Israel's creation narrative is built upon the premise of Jewish continuity and divine right over the land it now both legally (pre-1967 borders) and illegally (post-1967 borders) occupies. In its effort to make realities on the ground synchronise with this mythological narrative, Israel has erased every vestige of Palestinian presence since its creation in 1948: more than 500 Palestinian villages were liquidated and 600,000 Palestinians were expelled during the Nakba, and nearly every Arab street and town that remained intact after has been renamed with Hebrew nomenclatures.
|The more liberal a voter describe themselves, the more likely they are to support Palestinian liberation
The leaders of the Democratic Party will again give their blessing to the lies Israel deploys to conceal its 70-year campaign to ethnically cleanse Palestine of its indigenous inhabitants, while the Republican Party continues to be indistinguishable from Israel's far-right Likud party in terms of style and substance when it comes to resolving legitimate Palestinian grievances.
The question then becomes how much longer can the Democratic Party continue to stand by Israel's illegal occupation and violation of Palestinian human rights, when Democratic voters are now more likely to say they sympathise with the Palestinians than with Israel?
During the 2016 election, Democratic presidential candidate Bernie Sanders, a Jewish American who once lived on a kibbutz in Israel, channelled and rode the sentiments of an increasingly pro-Palestinian Democratic voter base when he told an Israeli audience that Israel must end its occupation of the Palestinian territories.
When you drill down further into polls of Democratic voters you find that the more liberal a voter describe themselves, the more likely they are to support Palestinian liberation. More significantly, younger voters overwhelmingly side with Palestinians, and given it's the 18-35 voter the Democratic Party hopes will drive it to victory in the 2018 midterm elections, political reality is finally catching up to ageing white Democrat stalwarts - like Pelosi and Senate Minority Speaker Chuck Schumer (D-NY) - in the House and Senate.
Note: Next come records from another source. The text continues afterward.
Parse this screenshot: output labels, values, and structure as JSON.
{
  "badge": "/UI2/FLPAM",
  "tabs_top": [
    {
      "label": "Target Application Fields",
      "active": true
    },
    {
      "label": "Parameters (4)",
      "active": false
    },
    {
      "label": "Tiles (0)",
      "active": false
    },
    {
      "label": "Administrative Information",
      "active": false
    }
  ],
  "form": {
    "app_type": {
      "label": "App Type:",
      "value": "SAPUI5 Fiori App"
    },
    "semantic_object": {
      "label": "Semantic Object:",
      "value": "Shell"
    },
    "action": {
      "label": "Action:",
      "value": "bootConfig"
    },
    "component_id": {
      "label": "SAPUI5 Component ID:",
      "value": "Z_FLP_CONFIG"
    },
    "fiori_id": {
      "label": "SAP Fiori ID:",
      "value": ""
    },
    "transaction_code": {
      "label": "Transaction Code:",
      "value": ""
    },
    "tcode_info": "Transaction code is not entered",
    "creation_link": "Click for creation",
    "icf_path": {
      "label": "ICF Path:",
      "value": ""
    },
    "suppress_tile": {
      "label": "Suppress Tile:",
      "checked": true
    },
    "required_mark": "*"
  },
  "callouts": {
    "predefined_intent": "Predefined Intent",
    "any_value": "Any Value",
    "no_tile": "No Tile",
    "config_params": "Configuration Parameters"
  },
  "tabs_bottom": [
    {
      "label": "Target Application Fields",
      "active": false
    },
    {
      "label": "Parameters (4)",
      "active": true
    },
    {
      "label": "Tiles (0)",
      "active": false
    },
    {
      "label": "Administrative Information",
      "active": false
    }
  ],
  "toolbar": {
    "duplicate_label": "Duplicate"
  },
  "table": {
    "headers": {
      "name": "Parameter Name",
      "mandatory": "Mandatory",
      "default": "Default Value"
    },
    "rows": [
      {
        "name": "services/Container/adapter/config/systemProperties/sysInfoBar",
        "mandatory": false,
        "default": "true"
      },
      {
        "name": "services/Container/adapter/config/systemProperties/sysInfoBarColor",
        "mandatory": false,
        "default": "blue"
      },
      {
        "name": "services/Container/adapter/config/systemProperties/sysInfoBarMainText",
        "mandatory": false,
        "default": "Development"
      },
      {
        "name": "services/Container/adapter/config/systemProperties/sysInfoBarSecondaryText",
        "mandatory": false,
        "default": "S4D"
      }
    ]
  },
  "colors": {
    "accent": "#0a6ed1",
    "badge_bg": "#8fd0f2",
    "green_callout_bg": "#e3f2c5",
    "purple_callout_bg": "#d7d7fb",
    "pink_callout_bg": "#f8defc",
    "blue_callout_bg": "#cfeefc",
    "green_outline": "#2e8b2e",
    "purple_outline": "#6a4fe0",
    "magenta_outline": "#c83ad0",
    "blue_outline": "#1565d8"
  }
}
"In Congress, a sidling away from Israel among Democrats may already be underway," observes Shmuel Rosner for The New York Times. "Once, Democratic legislators had to worry about appearing unsupportive of Israel; today some of them - especially those who need to be re-elected by liberal voters - seem to have the opposite concern: They do not want to be seen as too supportive."
To this end, the world should see this visit to Israel by the Democratic Party for what it really is: generational politics. In other words, think of it as the last overt display of Democratic Party solidarity with Israel, expressed by a generation who are now well and truly out of the touch with their base.
CJ Werleman is the author of 'Crucifying America', 'God Hates You, Hate Him Back' and 'Koran Curious', and is the host of Foreign Object.
Follow him on Twitter: @cjwerleman
Opinions expressed in this article remain those of the author and do not necessarily represent those of The New Arab, its editorial board or staff.